Hurricanes and Storms

Storm Floods the Island on Sunday

Tropical storm Carrie, packing winds , of nearly 70 Moles an hour, overran the Vineyard Sunday, drenching the Labor Day holiday spirit, flooding streets, and cellars, scattering tree limbs and leaves in her path, and generally ruining the last happy weekend of the 1972 summer season.

High Seas Not Very High Winds Not Very Strong

Vineyarders awoke this morning thoroughly bored with a hurricane called Esther.
Like some mythical nature deity, she had languished out there to the math southwest, as if on a watery Olympus of her own construction, Wednesday night and all day yesterday, sending toward the Vineyard disturbing but largely impotent manifestations of her displeasure: high seas that were not very high, strong winds that were not very strong, and rain that only intermit­tently could be called a deluge.

Donna, the Freak, Strikes Hard Blow

Donna, the “freak” hurricane, swept the Vineyard on Monday, bringing winds of varying velocity, some hard rain-squalls, and spreading miner disaster. Miner, as to individual examples although the list of damage seemed endless. A few boats ashore, literally hundreds of trees split, twisted off and in a few cases, uprooted, and paralysis of the Island’s electrical system for hours, but not crippling the telephone system as badly.
Tides ran high, and a large number of waterfront properties in various parts of the Island suffered battering by floating debris.

Hurricane Strikes the Island with its Full Force

It happened again to the Vineyard. New England’s second tropical hurricane, with the code name Edna, struck the Island with its full force on Saturday, inflicted some further damage although not nearly so great as the first storm of the season, and left much restoration work to be begun all over again.

Harbor View Weathers Storm Without Hardship

Earnest G. Friez Jr., manager, said that he thought that the Harbor View Hotel had weathered the Tuesday weather in comparatively good shape. “We were very fortunate,” he said, “compared to the trouble some were in.” One chimney fell on the ell of the main hotel, over employees’ quarters, and smashed through the roof into a room on the third floor. Other than that the damage was confined to a few chairs, windows and shutters and shingles.

Menemsha Creek, Edgartown and Vineyard Haven Harbors Lead the Long Roll of Damage

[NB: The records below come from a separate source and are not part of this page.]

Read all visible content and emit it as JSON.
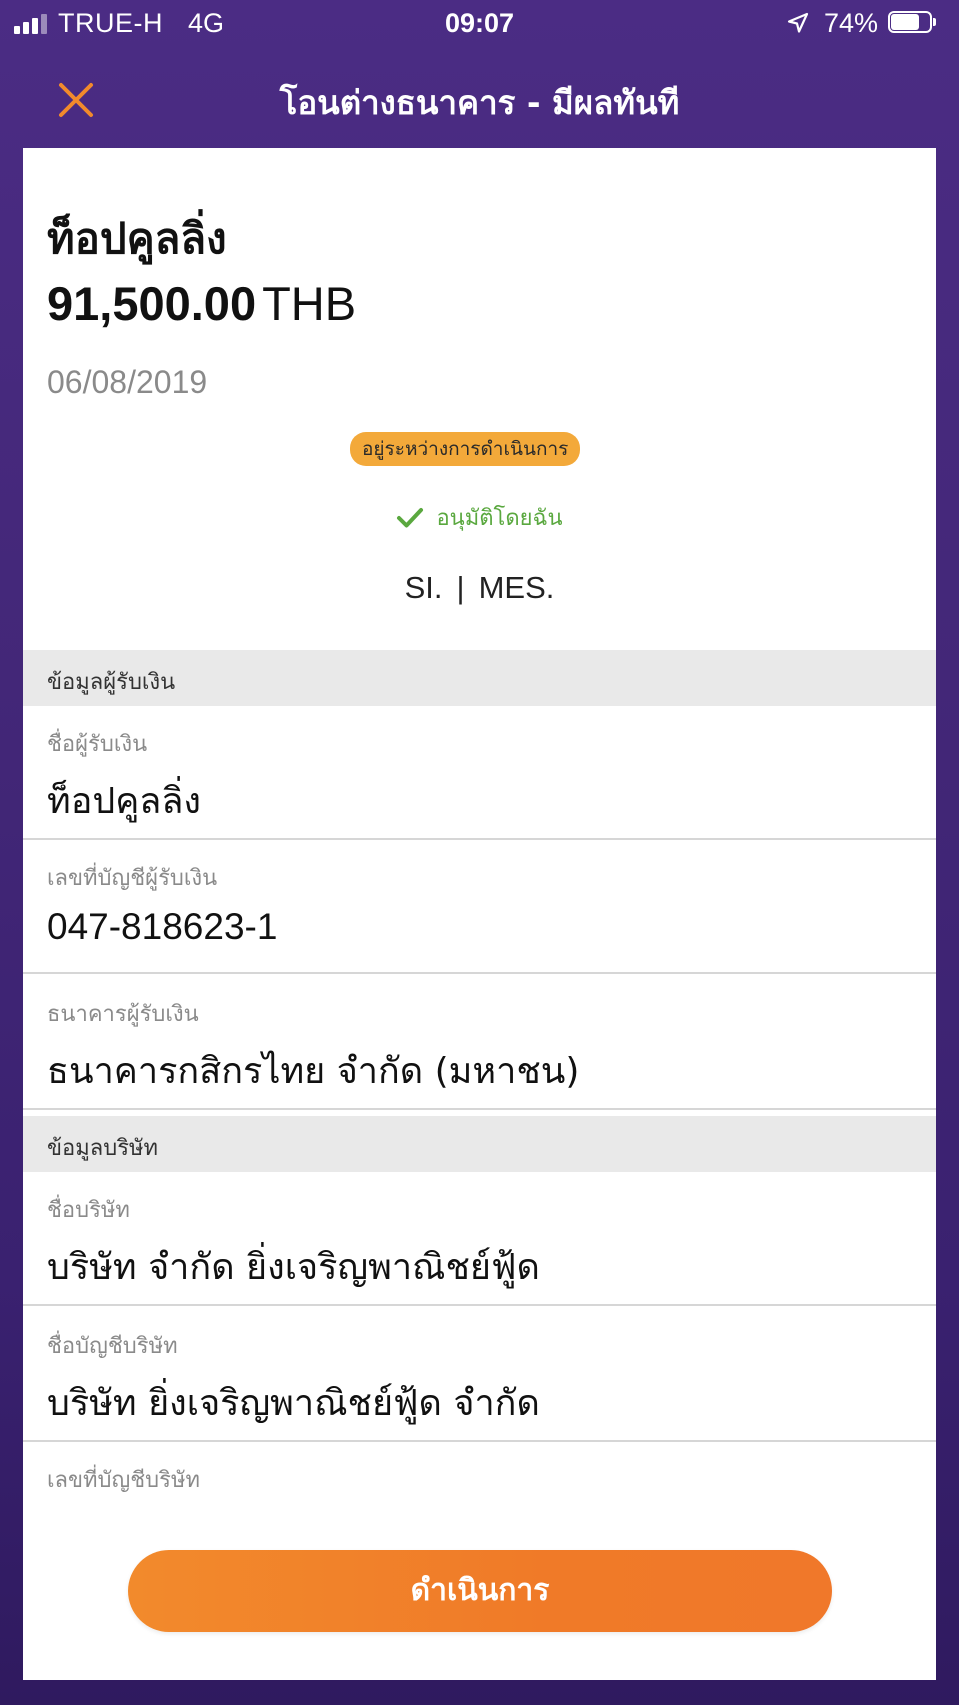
{
  "status_bar": {
    "carrier": "TRUE-H",
    "network": "4G",
    "time": "09:07",
    "battery": "74%",
    "icons": [
      "signal-icon",
      "location-arrow-icon",
      "battery-icon"
    ]
  },
  "nav": {
    "title": "โอนต่างธนาคาร - มีผลทันที",
    "close_icon": "close-icon",
    "accent_color": "#f28a2c"
  },
  "summary": {
    "payee_name": "ท็อปคูลลิ่ง",
    "amount": "91,500.00",
    "currency": "THB",
    "date": "06/08/2019",
    "status": "อยู่ระหว่างการดำเนินการ",
    "approval": "อนุมัติโดยฉัน",
    "approval_icon": "check-icon",
    "reference_left": "SI.",
    "reference_separator": "|",
    "reference_right": "MES."
  },
  "payee_section": {
    "header": "ข้อมูลผู้รับเงิน",
    "fields": [
      {
        "label": "ชื่อผู้รับเงิน",
        "value": "ท็อปคูลลิ่ง"
      },
      {
        "label": "เลขที่บัญชีผู้รับเงิน",
        "value": "047-818623-1"
      },
      {
        "label": "ธนาคารผู้รับเงิน",
        "value": "ธนาคารกสิกรไทย จำกัด (มหาชน)"
      }
    ]
  },
  "company_section": {
    "header": "ข้อมูลบริษัท",
    "fields": [
      {
        "label": "ชื่อบริษัท",
        "value": "บริษัท จำกัด ยิ่งเจริญพาณิชย์ฟู้ด"
      },
      {
        "label": "ชื่อบัญชีบริษัท",
        "value": "บริษัท ยิ่งเจริญพาณิชย์ฟู้ด จำกัด"
      },
      {
        "label": "เลขที่บัญชีบริษัท",
        "value": ""
      }
    ]
  },
  "actions": {
    "proceed_label": "ดำเนินการ"
  },
  "colors": {
    "header_purple": "#4b2c84",
    "badge_orange": "#f3a93a",
    "approval_green": "#5aa83f",
    "button_orange": "#f28a2c"
  }
}
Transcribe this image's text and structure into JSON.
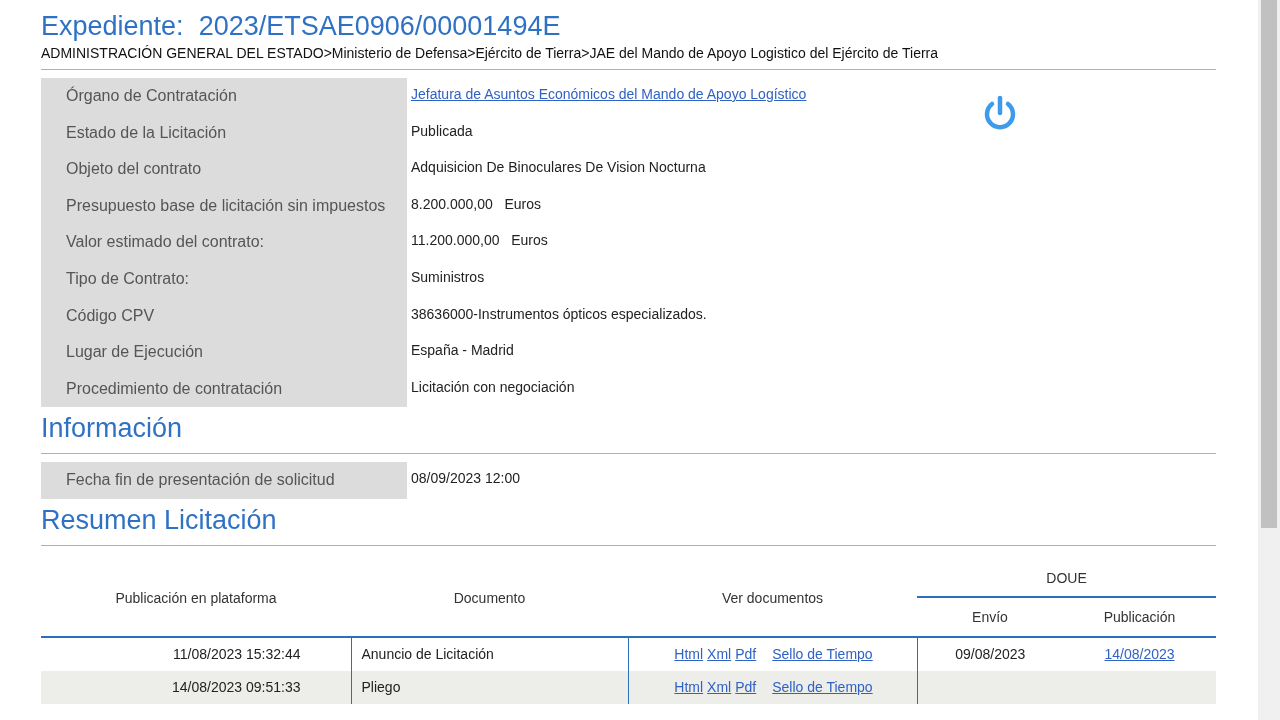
{
  "title": {
    "label": "Expediente:",
    "value": "2023/ETSAE0906/00001494E"
  },
  "breadcrumb": "ADMINISTRACIÓN GENERAL DEL ESTADO>Ministerio de Defensa>Ejército de Tierra>JAE del Mando de Apoyo Logistico del Ejército de Tierra",
  "details": [
    {
      "label": "Órgano de Contratación",
      "value": "Jefatura de Asuntos Económicos del Mando de Apoyo Logístico",
      "kind": "link"
    },
    {
      "label": "Estado de la Licitación",
      "value": "Publicada",
      "kind": "text"
    },
    {
      "label": "Objeto del contrato",
      "value": "Adquisicion De Binoculares De Vision Nocturna",
      "kind": "text"
    },
    {
      "label": "Presupuesto base de licitación sin impuestos",
      "value": "8.200.000,00   Euros",
      "kind": "text"
    },
    {
      "label": "Valor estimado del contrato:",
      "value": "11.200.000,00   Euros",
      "kind": "text"
    },
    {
      "label": "Tipo de Contrato:",
      "value": "Suministros",
      "kind": "text"
    },
    {
      "label": "Código CPV",
      "value": "38636000-Instrumentos ópticos especializados.",
      "kind": "text"
    },
    {
      "label": "Lugar de Ejecución",
      "value": "España - Madrid",
      "kind": "text"
    },
    {
      "label": "Procedimiento de contratación",
      "value": "Licitación con negociación",
      "kind": "text"
    }
  ],
  "informacion": {
    "heading": "Información",
    "rows": [
      {
        "label": "Fecha fin de presentación de solicitud",
        "value": "08/09/2023 12:00"
      }
    ]
  },
  "resumen": {
    "heading": "Resumen Licitación",
    "columns": {
      "publicacion": "Publicación en plataforma",
      "documento": "Documento",
      "ver": "Ver documentos",
      "doue": "DOUE",
      "envio": "Envío",
      "doue_publicacion": "Publicación"
    },
    "rows": [
      {
        "publicacion": "11/08/2023 15:32:44",
        "documento": "Anuncio de Licitación",
        "links": [
          "Html",
          "Xml",
          "Pdf"
        ],
        "sello": "Sello de Tiempo",
        "envio": "09/08/2023",
        "doue_publicacion": "14/08/2023"
      },
      {
        "publicacion": "14/08/2023 09:51:33",
        "documento": "Pliego",
        "links": [
          "Html",
          "Xml",
          "Pdf"
        ],
        "sello": "Sello de Tiempo"
      }
    ]
  }
}
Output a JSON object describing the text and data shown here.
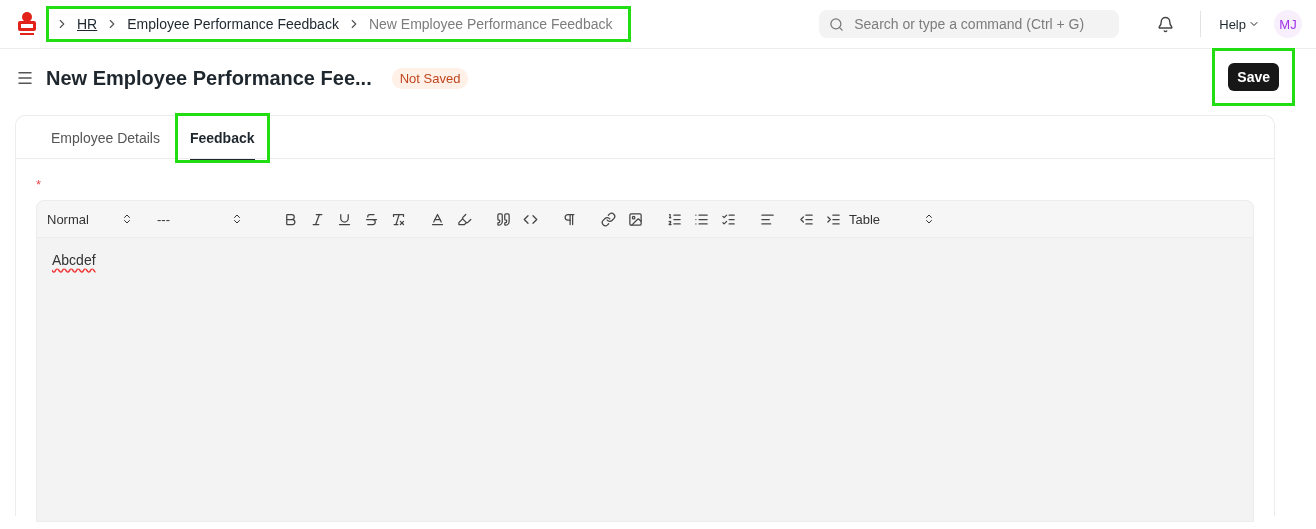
{
  "navbar": {
    "breadcrumbs": [
      {
        "label": "HR",
        "kind": "link"
      },
      {
        "label": "Employee Performance Feedback",
        "kind": "link"
      },
      {
        "label": "New Employee Performance Feedback",
        "kind": "current"
      }
    ],
    "breadcrumbs_highlighted": true,
    "search": {
      "placeholder": "Search or type a command (Ctrl + G)"
    },
    "help": "Help",
    "avatar": "MJ"
  },
  "page": {
    "title": "New Employee Performance Fee...",
    "status": "Not Saved",
    "save_button": {
      "label": "Save",
      "highlighted": true
    }
  },
  "tabs": [
    {
      "label": "Employee Details",
      "selected": false,
      "highlighted": false
    },
    {
      "label": "Feedback",
      "selected": true,
      "highlighted": true
    }
  ],
  "field": {
    "required_mark": "*",
    "editor": {
      "toolbar": [
        {
          "kind": "select",
          "label": "Normal"
        },
        {
          "kind": "select",
          "label": "---"
        },
        {
          "kind": "bold"
        },
        {
          "kind": "italic"
        },
        {
          "kind": "underline"
        },
        {
          "kind": "strike"
        },
        {
          "kind": "clean"
        },
        {
          "kind": "color"
        },
        {
          "kind": "background"
        },
        {
          "kind": "quote"
        },
        {
          "kind": "code"
        },
        {
          "kind": "direction"
        },
        {
          "kind": "link"
        },
        {
          "kind": "image"
        },
        {
          "kind": "ordered"
        },
        {
          "kind": "bullet"
        },
        {
          "kind": "check"
        },
        {
          "kind": "align"
        },
        {
          "kind": "outdent"
        },
        {
          "kind": "indent"
        },
        {
          "kind": "select",
          "label": "Table"
        }
      ],
      "value": "Abcdef",
      "misspelled": true
    }
  }
}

The Vineyard’s third hurricane roared over the Island Tuesday, reached the high mark of a flood sea in some places exceeding that of 1938, and left a scene of destruction as the wind abated and the seas fell. The high of the tidal flood came about noon. All the serious damage was inflicted between mid-morning and a little past noon.

Hurricane Slashes the Vineyard, Inflicts Deep Wounds Everywhere

The back road between Edgartown and Vineyard Haven seemed to have weathered the storm pretty well, bordered by sturdy scrub oak. However, as the road nears Vineyard Haven, the taller trees in the vicinity took a severe beating and consequently, so did the power lines.
In Vineyard Haven, Beach road was inundated and was still impassable in the middle of the afternoon. Merchants with businesses on the road, who appeared to start a day’s work, soon found that they were marooned throughout the morning and part of the afternoon. Beach street was also flooded.

Vineyard Sound Lightship Goes Down with All Hands

The Vineyard Sound lightship was lost with all hands the night  of the hurricane. The luckless vessel, with a crew of eleven, was at her station off the tip of Cuttyhunk in Vineyard Sound, when she was presumably overwhelmed, with no chance to radio a message of her approaching fate and ask for aid.

Hurricane Damage on Vineyard Goes Into the Millions

Two Fishermen Drown, Ruin at Colby Property, West Chop Is Damaged

Martha’s Vineyard awoke on Friday morning to witness such a scene of destruction and wreckage as the Island never saw before.

Score of Boats Swept Past Edgartown Light

“It was heartbreaking to see those boats go to pieces,” Capt. Fred Vidler, keeper of the Edgartown Harbor Light said yesterday. He was speaking of the boats, torn from their moorings in Edgartown harbor, which were carried by the current against the lighthouse bridge at the height of the storm. As soon as the craft hit the bridge they seemed to go to pieces like matchwood.
From the lighthouse yesterday afternoon it was possible to see at least nine wrecked boats from the harbor entrance all the way to Cape Pogue.